> WHAT IS BEING ASKED: Show all lines containing "Serveur" from the data below.

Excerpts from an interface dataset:
• • • • •

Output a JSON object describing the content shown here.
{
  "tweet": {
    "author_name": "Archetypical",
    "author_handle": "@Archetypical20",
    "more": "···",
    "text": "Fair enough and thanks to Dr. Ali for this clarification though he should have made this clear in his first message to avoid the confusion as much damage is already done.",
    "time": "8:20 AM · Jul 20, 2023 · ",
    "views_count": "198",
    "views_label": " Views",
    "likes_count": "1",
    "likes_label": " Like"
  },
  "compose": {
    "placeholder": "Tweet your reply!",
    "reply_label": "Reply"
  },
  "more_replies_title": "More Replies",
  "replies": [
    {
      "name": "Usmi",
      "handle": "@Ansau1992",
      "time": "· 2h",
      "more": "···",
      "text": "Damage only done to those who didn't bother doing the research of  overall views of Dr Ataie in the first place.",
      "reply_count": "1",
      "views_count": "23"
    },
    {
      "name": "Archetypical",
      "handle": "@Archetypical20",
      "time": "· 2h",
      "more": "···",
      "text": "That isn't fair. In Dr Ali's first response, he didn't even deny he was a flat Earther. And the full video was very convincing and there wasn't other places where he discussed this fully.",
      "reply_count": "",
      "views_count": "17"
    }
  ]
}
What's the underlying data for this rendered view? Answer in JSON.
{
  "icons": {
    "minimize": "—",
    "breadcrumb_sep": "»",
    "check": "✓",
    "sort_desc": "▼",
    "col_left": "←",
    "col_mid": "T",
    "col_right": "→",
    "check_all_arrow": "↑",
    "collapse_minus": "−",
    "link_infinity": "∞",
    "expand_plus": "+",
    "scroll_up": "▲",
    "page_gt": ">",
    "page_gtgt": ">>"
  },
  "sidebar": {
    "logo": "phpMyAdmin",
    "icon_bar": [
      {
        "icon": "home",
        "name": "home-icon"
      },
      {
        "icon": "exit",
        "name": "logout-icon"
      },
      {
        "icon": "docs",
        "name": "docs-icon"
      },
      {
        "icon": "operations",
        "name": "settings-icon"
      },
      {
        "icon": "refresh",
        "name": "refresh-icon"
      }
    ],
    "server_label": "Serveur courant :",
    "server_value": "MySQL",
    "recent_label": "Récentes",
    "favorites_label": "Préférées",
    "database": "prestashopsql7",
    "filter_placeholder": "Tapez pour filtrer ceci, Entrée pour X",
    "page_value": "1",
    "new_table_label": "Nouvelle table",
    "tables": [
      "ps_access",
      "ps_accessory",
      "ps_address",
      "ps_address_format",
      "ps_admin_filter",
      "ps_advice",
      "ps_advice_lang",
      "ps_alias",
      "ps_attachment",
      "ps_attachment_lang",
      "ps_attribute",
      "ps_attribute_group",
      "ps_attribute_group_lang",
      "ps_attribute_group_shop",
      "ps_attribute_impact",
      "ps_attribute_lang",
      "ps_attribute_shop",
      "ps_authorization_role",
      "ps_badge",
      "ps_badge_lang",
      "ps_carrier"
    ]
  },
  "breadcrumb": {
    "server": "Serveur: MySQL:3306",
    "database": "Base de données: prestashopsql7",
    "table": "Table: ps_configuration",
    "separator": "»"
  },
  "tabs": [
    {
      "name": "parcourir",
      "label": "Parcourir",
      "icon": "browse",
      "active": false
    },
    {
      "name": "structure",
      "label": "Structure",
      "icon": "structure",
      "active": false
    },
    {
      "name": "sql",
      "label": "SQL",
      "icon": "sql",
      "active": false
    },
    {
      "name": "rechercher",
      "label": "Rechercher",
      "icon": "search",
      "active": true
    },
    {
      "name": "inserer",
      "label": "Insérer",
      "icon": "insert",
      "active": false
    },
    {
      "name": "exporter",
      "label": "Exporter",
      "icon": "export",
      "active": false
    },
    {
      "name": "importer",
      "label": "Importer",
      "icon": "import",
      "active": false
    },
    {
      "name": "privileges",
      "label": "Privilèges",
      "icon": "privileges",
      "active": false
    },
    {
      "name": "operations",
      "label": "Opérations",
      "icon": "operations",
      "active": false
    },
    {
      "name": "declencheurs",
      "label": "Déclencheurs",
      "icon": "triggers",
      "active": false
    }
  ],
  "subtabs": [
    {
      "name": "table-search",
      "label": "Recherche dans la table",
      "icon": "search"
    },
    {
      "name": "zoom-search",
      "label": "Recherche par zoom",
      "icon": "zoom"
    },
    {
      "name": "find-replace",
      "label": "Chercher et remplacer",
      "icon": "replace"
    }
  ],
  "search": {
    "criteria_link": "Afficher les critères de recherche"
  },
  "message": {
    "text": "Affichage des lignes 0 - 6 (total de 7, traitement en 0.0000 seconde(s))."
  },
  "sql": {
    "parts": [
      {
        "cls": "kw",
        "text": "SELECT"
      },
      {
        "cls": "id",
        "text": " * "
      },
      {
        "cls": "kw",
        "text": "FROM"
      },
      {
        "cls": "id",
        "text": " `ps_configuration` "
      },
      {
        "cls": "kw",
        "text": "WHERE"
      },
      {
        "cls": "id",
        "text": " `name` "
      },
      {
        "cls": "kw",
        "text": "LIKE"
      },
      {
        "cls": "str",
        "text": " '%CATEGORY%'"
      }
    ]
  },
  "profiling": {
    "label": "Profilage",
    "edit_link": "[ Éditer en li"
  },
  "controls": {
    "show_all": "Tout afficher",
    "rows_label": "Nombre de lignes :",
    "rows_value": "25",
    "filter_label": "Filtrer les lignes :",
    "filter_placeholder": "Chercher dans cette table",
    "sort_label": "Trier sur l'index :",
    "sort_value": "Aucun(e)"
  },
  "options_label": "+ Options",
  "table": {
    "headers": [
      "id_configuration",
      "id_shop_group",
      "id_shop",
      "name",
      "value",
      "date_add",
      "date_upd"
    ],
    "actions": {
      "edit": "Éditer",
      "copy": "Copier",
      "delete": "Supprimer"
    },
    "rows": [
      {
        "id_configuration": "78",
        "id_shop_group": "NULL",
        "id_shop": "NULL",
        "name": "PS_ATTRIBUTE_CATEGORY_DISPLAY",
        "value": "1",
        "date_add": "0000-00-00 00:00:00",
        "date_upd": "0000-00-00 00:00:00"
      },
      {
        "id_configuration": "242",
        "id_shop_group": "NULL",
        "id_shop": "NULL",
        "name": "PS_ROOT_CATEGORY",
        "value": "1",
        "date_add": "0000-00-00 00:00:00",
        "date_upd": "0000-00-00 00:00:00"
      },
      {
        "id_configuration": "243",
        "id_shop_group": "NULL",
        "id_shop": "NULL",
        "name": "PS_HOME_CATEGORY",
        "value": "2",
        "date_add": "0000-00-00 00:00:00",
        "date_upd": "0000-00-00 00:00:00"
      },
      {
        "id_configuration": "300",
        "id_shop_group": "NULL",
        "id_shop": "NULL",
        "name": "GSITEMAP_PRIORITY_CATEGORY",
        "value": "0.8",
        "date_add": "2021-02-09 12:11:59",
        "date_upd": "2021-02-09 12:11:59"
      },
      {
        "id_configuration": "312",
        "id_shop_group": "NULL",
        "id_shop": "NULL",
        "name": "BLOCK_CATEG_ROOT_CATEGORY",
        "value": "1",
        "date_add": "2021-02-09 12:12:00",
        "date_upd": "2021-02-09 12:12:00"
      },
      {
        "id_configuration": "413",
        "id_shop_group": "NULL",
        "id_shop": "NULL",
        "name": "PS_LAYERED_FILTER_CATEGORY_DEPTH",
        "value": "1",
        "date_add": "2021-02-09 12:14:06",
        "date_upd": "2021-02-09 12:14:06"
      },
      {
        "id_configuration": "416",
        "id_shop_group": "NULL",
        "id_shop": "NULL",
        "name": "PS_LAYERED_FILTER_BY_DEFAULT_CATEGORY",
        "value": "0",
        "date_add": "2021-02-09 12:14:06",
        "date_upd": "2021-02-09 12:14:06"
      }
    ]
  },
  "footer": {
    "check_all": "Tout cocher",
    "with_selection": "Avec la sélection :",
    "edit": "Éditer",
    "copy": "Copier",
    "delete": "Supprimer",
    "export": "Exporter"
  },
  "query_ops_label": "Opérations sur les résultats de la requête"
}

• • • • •

> REPLY TO THE TASK:
    "server_label": "Serveur courant :",
    "server": "Serveur: MySQL:3306",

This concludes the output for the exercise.